Here, VR can be used to create a virtual simulation of the conveyor system for training employees on troubleshooting and repair. VR controllers allow employees to interact with the simulation, to depict malfunctions like jams and broken parts. Employees can practice correctly resolving the issues in a secure setting.


AR technology can provide real-time guidance to employees as they troubleshoot and repair conveyor systems remotely. Using AR-enabled smart glasses, employees follow a series of instructions and troubleshooting guides overlaid on the equipment. Wiring diagrams and schematics would be visible to understand it better.


Here's an example of using AR for maintenance work:



Machine Assembly

MR technology can generate a realistic, interactive assembly simulation to help employees gain familiarity with procedures and best practices before attempting them in real life. This allows them to practice in a secure space.


Example: Assemble and install complex industrial robots.


Industrial robots are essential to manufacturing but can be complex and require specialized knowledge to set up correctly.

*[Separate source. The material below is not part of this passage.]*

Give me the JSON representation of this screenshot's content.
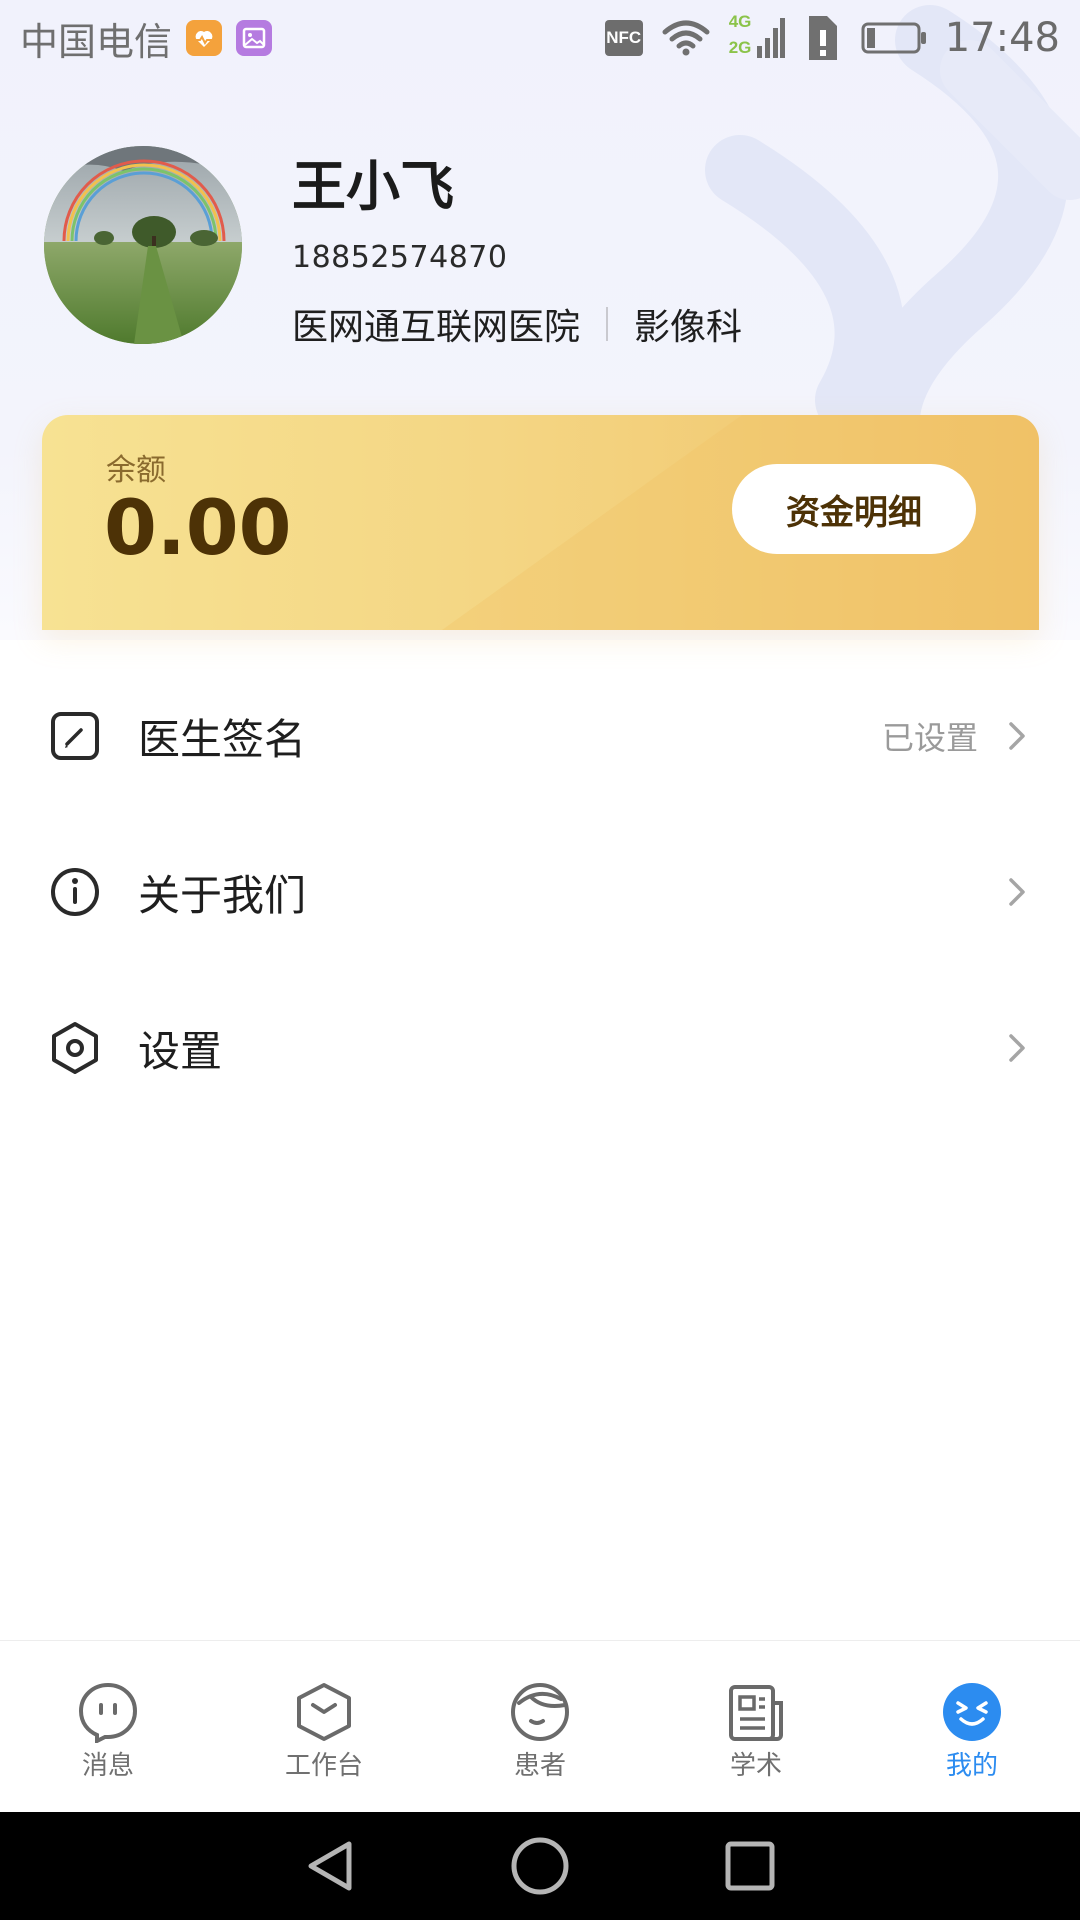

A wrong assembly or installation can cause major delays in production and reduce the equipment's lifespan.


Using VR technology, a virtual simulation of the robot can be created. The simulation would depict different stages of the assembly process, and employees would be able to practice assembling and connecting different components, such as sensors, actuators, and controllers.


As they assemble or install the robots on-site, they can wear AR-enabled smart glasses to read instructions, visual cues, and real-time data on the status, helping them identify and troubleshoot potential issues.


Here's an example of machine assembly using VR:



Benefits of Using MR

We have seen that Mixed Reality (MR) technology can provide a range of benefits to manufacturing industries in terms of training and employee performance. By creating immersive and interactive virtual environments, MR provides employees to practice their skills in a safe, controlled environment prior to applying them in real-life situations. This greatly increases the speed and accuracy with which they are able to carry out tasks, reducing errors and inefficiencies. It also enables companies to create simulations of complex pieces of equipment for hands-on troubleshooting training. This makes it easy for employees to understand the workings of the machinery and develop the necessary skills to maintain it. Furthermore, MR can be used in production lines, giving employees detailed instructions, guidance, and real-time feedback, allowing them to learn faster and apply the skill effectively.


All such training programs ultimately foster an organization's capacity for innovation and expansion. Organizations that spend on the training and upskilling of their workforce create a safe and conducive environment for growth and learning. Such organizations feature happy and motivated employees who contribute to the growth of the organization. If you are thinking about using MR to leverage your training programs, write to us sales@s4carlisle.com for more information.

Comentarios


bottom of page